* [Required action]: After finding "What's the underlying" in the material below, output its line and every line after it through the last, exactly, but not the pictures.

* [Source material]:
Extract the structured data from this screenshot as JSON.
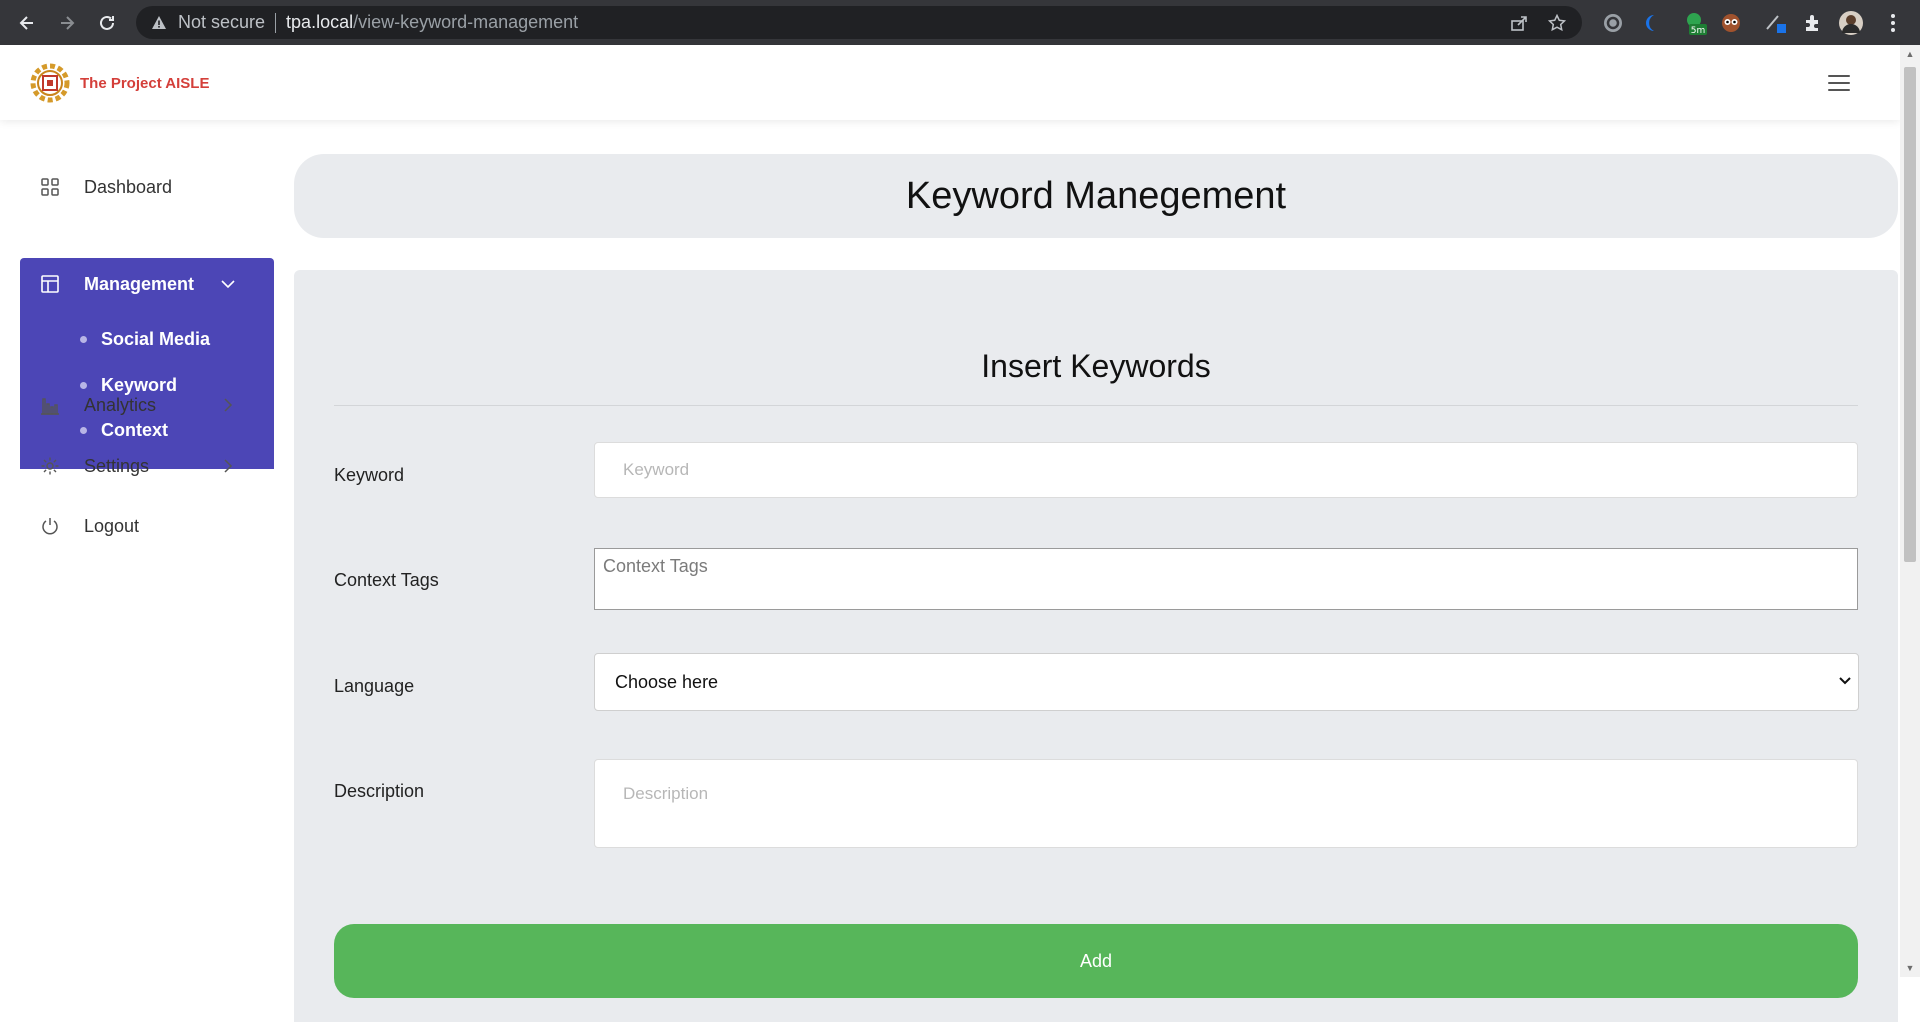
{
  "browser": {
    "security_label": "Not secure",
    "url_host": "tpa.local",
    "url_path": "/view-keyword-management",
    "extension_badge": "5m"
  },
  "header": {
    "brand": "The Project AISLE"
  },
  "sidebar": {
    "items": [
      {
        "label": "Dashboard",
        "icon": "grid-icon"
      },
      {
        "label": "Management",
        "icon": "layout-icon",
        "expanded": true
      },
      {
        "label": "Analytics",
        "icon": "bar-chart-icon"
      },
      {
        "label": "Settings",
        "icon": "gear-icon"
      },
      {
        "label": "Logout",
        "icon": "power-icon"
      }
    ],
    "management_sub": [
      {
        "label": "Social Media"
      },
      {
        "label": "Keyword"
      },
      {
        "label": "Context"
      }
    ],
    "accent_color": "#4c46b6"
  },
  "main": {
    "page_title": "Keyword Manegement",
    "form_title": "Insert Keywords",
    "fields": {
      "keyword": {
        "label": "Keyword",
        "placeholder": "Keyword"
      },
      "context_tags": {
        "label": "Context Tags",
        "placeholder": "Context Tags"
      },
      "language": {
        "label": "Language",
        "selected": "Choose here"
      },
      "description": {
        "label": "Description",
        "placeholder": "Description"
      }
    },
    "add_button": "Add",
    "add_button_color": "#57b65a"
  }
}
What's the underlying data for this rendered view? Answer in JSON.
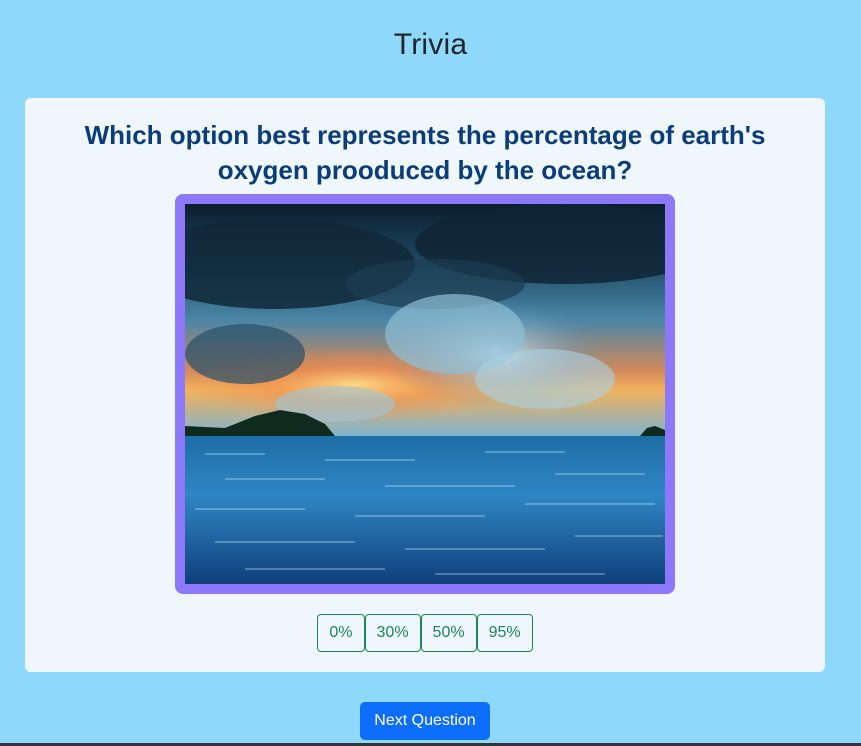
{
  "app": {
    "title": "Trivia"
  },
  "question": {
    "text": "Which option best represents the percentage of earth's oxygen prooduced by the ocean?",
    "image_alt": "Ocean at sunset with dramatic clouds"
  },
  "options": [
    {
      "label": "0%"
    },
    {
      "label": "30%"
    },
    {
      "label": "50%"
    },
    {
      "label": "95%"
    }
  ],
  "actions": {
    "next_label": "Next Question"
  },
  "colors": {
    "background": "#8ed9fb",
    "card": "#eff7fd",
    "question_text": "#0a3d7a",
    "image_border": "#8c78f8",
    "option_accent": "#198754",
    "primary_button": "#0d6efd"
  }
}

* [Result below]:
What's the underlying data for this rendered view? Answer in JSON.
{
  "app": {
    "title": "Trivia"
  },
  "question": {
    "text": "Which option best represents the percentage of earth's oxygen prooduced by the ocean?",
    "image_alt": "Ocean at sunset with dramatic clouds"
  },
  "options": [
    {
      "label": "0%"
    },
    {
      "label": "30%"
    },
    {
      "label": "50%"
    },
    {
      "label": "95%"
    }
  ],
  "actions": {
    "next_label": "Next Question"
  },
  "colors": {
    "background": "#8ed9fb",
    "card": "#eff7fd",
    "question_text": "#0a3d7a",
    "image_border": "#8c78f8",
    "option_accent": "#198754",
    "primary_button": "#0d6efd"
  }
}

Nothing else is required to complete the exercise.